+++ Input for this task +++
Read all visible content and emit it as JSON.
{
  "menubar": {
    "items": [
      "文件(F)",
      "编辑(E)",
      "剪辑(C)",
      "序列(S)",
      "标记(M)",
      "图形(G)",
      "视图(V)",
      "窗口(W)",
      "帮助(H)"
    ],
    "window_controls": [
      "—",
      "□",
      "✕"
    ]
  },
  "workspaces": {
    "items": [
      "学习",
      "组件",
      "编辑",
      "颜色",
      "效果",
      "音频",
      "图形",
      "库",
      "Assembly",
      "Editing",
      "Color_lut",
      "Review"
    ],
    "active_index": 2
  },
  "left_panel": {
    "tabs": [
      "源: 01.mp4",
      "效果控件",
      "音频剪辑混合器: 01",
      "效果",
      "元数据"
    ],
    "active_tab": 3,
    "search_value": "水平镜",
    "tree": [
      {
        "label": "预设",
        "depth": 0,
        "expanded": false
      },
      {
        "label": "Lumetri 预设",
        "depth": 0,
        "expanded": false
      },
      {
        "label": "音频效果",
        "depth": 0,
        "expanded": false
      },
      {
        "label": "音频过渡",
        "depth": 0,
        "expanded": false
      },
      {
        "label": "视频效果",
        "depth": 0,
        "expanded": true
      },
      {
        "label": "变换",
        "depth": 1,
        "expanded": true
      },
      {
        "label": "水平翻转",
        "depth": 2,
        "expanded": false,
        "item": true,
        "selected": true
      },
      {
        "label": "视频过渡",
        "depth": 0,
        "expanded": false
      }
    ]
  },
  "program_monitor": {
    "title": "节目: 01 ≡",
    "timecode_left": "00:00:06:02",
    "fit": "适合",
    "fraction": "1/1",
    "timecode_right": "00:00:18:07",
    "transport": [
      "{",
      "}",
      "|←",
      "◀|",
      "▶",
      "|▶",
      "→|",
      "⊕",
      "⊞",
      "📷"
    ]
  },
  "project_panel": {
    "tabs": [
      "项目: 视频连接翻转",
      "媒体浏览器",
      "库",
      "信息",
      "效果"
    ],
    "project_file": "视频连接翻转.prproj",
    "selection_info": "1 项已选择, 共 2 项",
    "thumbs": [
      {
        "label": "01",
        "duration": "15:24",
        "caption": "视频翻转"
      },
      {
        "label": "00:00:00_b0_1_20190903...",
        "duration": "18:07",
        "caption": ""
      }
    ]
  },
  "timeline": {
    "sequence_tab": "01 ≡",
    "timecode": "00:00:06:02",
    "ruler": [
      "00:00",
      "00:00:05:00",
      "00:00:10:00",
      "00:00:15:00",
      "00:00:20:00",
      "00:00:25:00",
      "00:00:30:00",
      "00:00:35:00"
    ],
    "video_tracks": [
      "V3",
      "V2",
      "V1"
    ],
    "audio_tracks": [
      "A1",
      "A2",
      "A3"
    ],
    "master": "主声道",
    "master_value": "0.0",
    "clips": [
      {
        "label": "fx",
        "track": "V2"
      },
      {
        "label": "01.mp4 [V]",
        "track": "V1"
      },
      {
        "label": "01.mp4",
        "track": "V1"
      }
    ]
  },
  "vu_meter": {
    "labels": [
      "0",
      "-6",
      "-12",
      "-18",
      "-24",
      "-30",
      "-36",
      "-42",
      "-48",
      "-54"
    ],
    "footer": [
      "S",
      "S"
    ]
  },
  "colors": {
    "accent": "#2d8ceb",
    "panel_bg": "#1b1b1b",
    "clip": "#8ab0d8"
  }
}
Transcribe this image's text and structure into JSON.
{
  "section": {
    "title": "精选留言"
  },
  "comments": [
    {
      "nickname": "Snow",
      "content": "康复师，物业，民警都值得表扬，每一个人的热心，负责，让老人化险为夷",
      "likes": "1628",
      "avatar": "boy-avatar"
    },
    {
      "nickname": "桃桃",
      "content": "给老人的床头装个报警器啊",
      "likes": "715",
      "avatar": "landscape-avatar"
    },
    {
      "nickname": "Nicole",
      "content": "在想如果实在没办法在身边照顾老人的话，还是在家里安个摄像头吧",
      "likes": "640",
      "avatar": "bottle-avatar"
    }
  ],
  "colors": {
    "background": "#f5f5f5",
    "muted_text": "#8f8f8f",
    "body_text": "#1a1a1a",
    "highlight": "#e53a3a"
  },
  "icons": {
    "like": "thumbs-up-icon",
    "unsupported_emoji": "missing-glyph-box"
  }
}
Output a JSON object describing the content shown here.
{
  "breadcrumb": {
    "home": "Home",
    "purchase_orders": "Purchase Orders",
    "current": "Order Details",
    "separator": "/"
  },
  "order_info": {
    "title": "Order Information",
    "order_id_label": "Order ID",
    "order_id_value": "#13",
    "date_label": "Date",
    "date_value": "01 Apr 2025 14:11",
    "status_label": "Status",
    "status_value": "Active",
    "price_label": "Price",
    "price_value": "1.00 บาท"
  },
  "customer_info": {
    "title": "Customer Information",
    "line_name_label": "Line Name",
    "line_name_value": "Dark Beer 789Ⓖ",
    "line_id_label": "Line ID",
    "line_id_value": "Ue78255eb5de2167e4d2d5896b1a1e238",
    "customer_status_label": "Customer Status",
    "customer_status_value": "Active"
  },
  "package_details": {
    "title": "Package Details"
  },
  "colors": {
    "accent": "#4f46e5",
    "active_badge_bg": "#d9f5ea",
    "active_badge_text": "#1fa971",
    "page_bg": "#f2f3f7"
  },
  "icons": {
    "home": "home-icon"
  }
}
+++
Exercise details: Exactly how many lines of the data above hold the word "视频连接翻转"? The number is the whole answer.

Worked solution: 2